If the rules are enacted, manufacturers of genetically modified organisms (GMOs) will decide for themselves whether or not to report experimental testing of their genetically engineered (GE) crops to the USDA. This move will sanction a glaring conflict of interest and allow GMOs to go directly from the lab to the market for consumption.
Chemical companies have repeatedly attempted to bury evidence of harm caused by their products, including Roundup and its active ingredient glyphosate. GE crops cannot be contained and often cross-pollinate organic crops and wild species. When organic crops are contaminated, organic farmers must dump their harvest into far-less-profitable non-organic markets.
Allowing GMO manufacturers to forego evaluation under federal health and environmental laws would encourage the introduction of untested GE crops, increase the likelihood of contamination on organic farms and in the wild, and embolden the reckless use of pesticides which these crops are typically engineered to withstand.
Your public comments matter.

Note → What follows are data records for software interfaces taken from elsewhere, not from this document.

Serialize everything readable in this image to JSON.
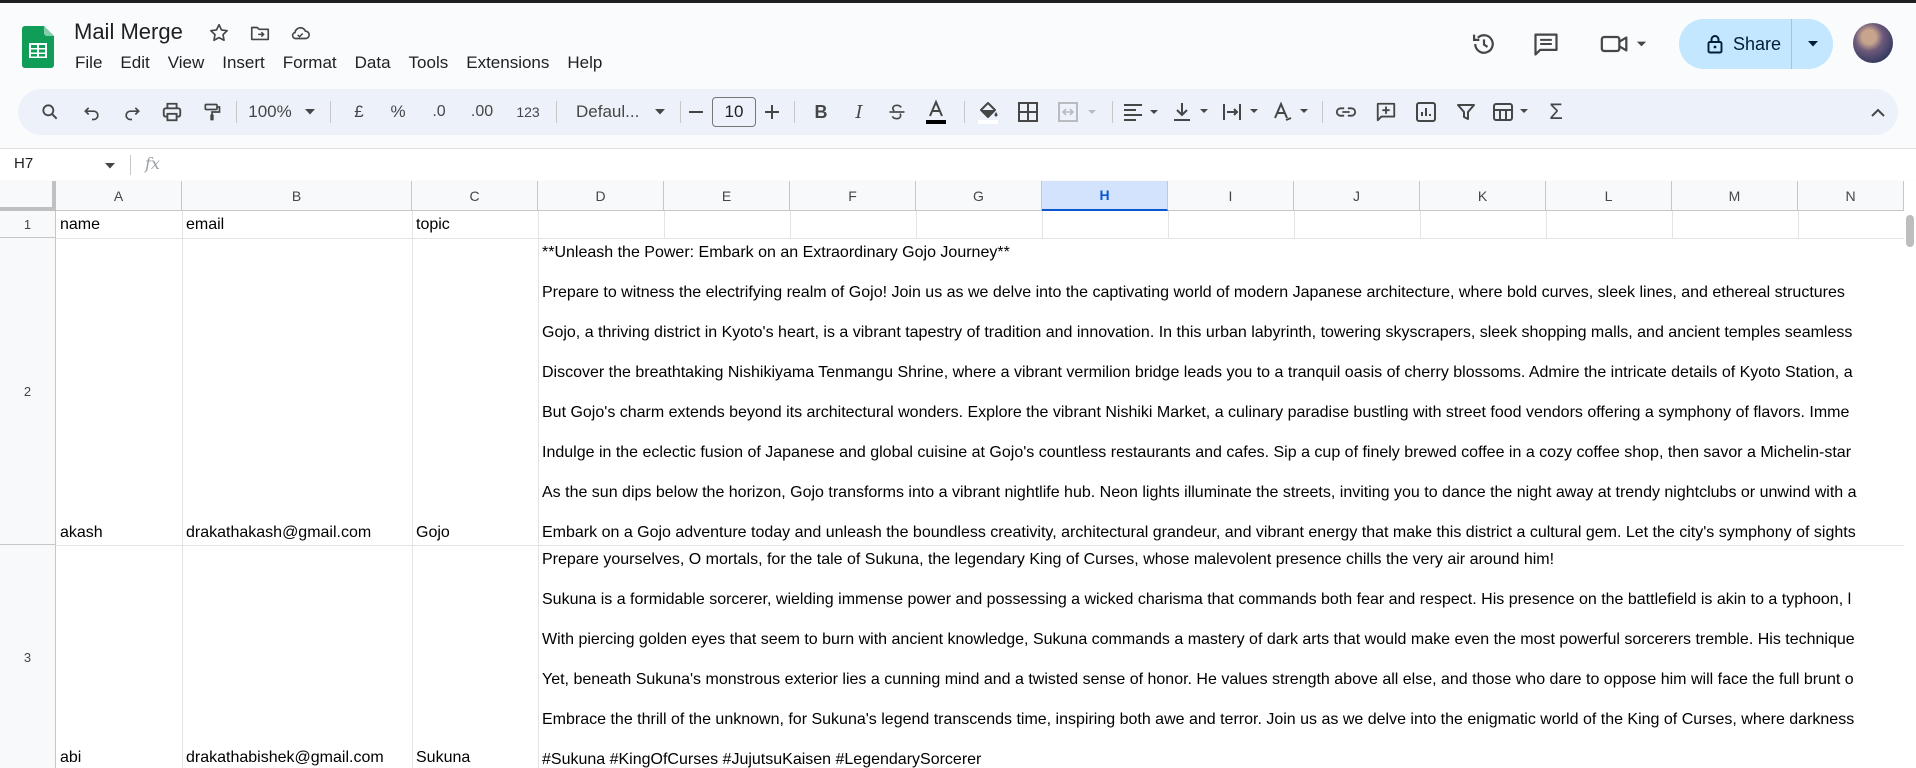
{
  "app": {
    "title": "Mail Merge",
    "menu": [
      "File",
      "Edit",
      "View",
      "Insert",
      "Format",
      "Data",
      "Tools",
      "Extensions",
      "Help"
    ],
    "share_label": "Share"
  },
  "toolbar": {
    "zoom": "100%",
    "currency": "£",
    "percent": "%",
    "decrease_decimal": ".0",
    "increase_decimal": ".00",
    "number_format": "123",
    "font": "Defaul...",
    "font_size": "10"
  },
  "formula_bar": {
    "name_box": "H7",
    "fx_label": "fx"
  },
  "grid": {
    "columns": [
      "A",
      "B",
      "C",
      "D",
      "E",
      "F",
      "G",
      "H",
      "I",
      "J",
      "K",
      "L",
      "M",
      "N"
    ],
    "selected_column": "H",
    "rows": [
      "1",
      "2",
      "3"
    ],
    "header_row": {
      "a": "name",
      "b": "email",
      "c": "topic"
    },
    "row2": {
      "a": "akash",
      "b": "drakathakash@gmail.com",
      "c": "Gojo",
      "d_lines": [
        "**Unleash the Power: Embark on an Extraordinary Gojo Journey**",
        "Prepare to witness the electrifying realm of Gojo! Join us as we delve into the captivating world of modern Japanese architecture, where bold curves, sleek lines, and ethereal structures",
        "Gojo, a thriving district in Kyoto's heart, is a vibrant tapestry of tradition and innovation. In this urban labyrinth, towering skyscrapers, sleek shopping malls, and ancient temples seamless",
        "Discover the breathtaking Nishikiyama Tenmangu Shrine, where a vibrant vermilion bridge leads you to a tranquil oasis of cherry blossoms. Admire the intricate details of Kyoto Station, a",
        "But Gojo's charm extends beyond its architectural wonders. Explore the vibrant Nishiki Market, a culinary paradise bustling with street food vendors offering a symphony of flavors. Imme",
        "Indulge in the eclectic fusion of Japanese and global cuisine at Gojo's countless restaurants and cafes. Sip a cup of finely brewed coffee in a cozy coffee shop, then savor a Michelin-star",
        "As the sun dips below the horizon, Gojo transforms into a vibrant nightlife hub. Neon lights illuminate the streets, inviting you to dance the night away at trendy nightclubs or unwind with a",
        "Embark on a Gojo adventure today and unleash the boundless creativity, architectural grandeur, and vibrant energy that make this district a cultural gem. Let the city's symphony of sights"
      ]
    },
    "row3": {
      "a": "abi",
      "b": "drakathabishek@gmail.com",
      "c": "Sukuna",
      "d_lines": [
        "Prepare yourselves, O mortals, for the tale of Sukuna, the legendary King of Curses, whose malevolent presence chills the very air around him!",
        "Sukuna is a formidable sorcerer, wielding immense power and possessing a wicked charisma that commands both fear and respect. His presence on the battlefield is akin to a typhoon, l",
        "With piercing golden eyes that seem to burn with ancient knowledge, Sukuna commands a mastery of dark arts that would make even the most powerful sorcerers tremble. His technique",
        "Yet, beneath Sukuna's monstrous exterior lies a cunning mind and a twisted sense of honor. He values strength above all else, and those who dare to oppose him will face the full brunt o",
        "Embrace the thrill of the unknown, for Sukuna's legend transcends time, inspiring both awe and terror. Join us as we delve into the enigmatic world of the King of Curses, where darkness",
        "#Sukuna #KingOfCurses #JujutsuKaisen #LegendarySorcerer"
      ]
    }
  }
}
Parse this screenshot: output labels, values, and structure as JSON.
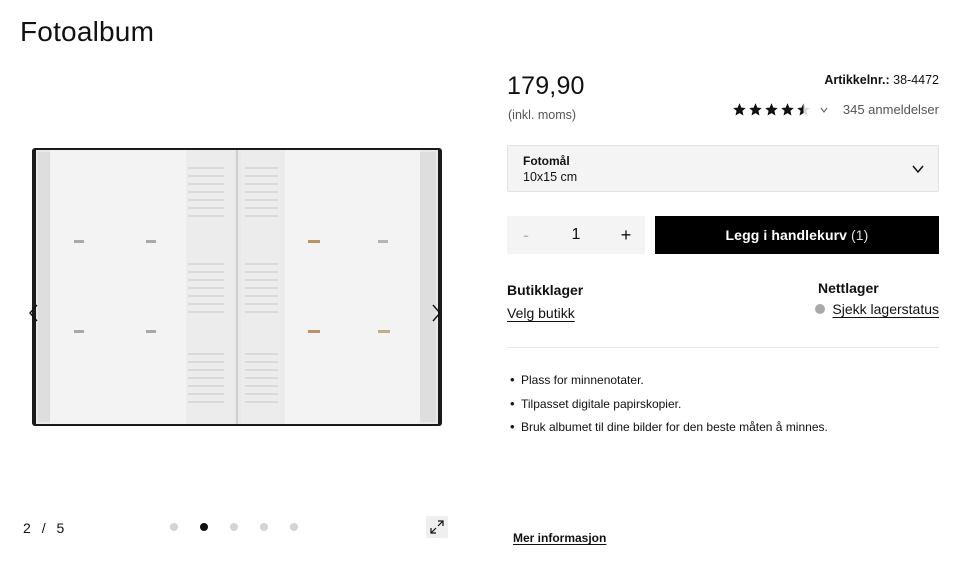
{
  "product": {
    "title": "Fotoalbum",
    "price": "179,90",
    "vat_note": "(inkl. moms)",
    "article_label": "Artikkelnr.:",
    "article_number": "38-4472",
    "rating": {
      "value": 4.5,
      "max": 5,
      "review_count_label": "345 anmeldelser"
    }
  },
  "gallery": {
    "current": "2",
    "separator": "/",
    "total": "5",
    "active_index": 1,
    "dot_count": 5,
    "icons": {
      "prev": "chevron-left-icon",
      "next": "chevron-right-icon",
      "expand": "expand-icon"
    }
  },
  "options": {
    "size_label": "Fotomål",
    "size_value": "10x15 cm"
  },
  "purchase": {
    "quantity": "1",
    "minus": "-",
    "plus": "+",
    "cart_label": "Legg i handlekurv",
    "cart_count": "(1)"
  },
  "stock": {
    "store_heading": "Butikklager",
    "store_link": "Velg butikk",
    "online_heading": "Nettlager",
    "online_link": "Sjekk lagerstatus",
    "status_color": "#a9a9a9"
  },
  "features": [
    "Plass for minnenotater.",
    "Tilpasset digitale papirskopier.",
    "Bruk albumet til dine bilder for den beste måten å minnes."
  ],
  "more_info": "Mer informasjon",
  "colors": {
    "button": "#000000",
    "panel": "#f4f4f4",
    "star": "#111111"
  }
}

Let the USDA know that self-regulation is not regulation at all!
When commenting, please use your own words to address the specific issue of chemical companies being given greater control over their own regulation. For more on submitting effective comments, read these tips on Regulations.gov.
Your comment could address any of these concerns:
- Deregulation of GMOs will result in even less transparency in the food system and provide organic farmers less information about which GE crops are grown near their fields. This increased risk for GMO contamination of organic crops is borne entirely by organic farmers;
- The creation of new strains of living organisms, including those genetically engineered to withstand pesticides, should be overseen by regulators for the public good; and
- Conflicts of interest arise when chemical and bioengineering companies are asked to regulate their own potential money-making activities.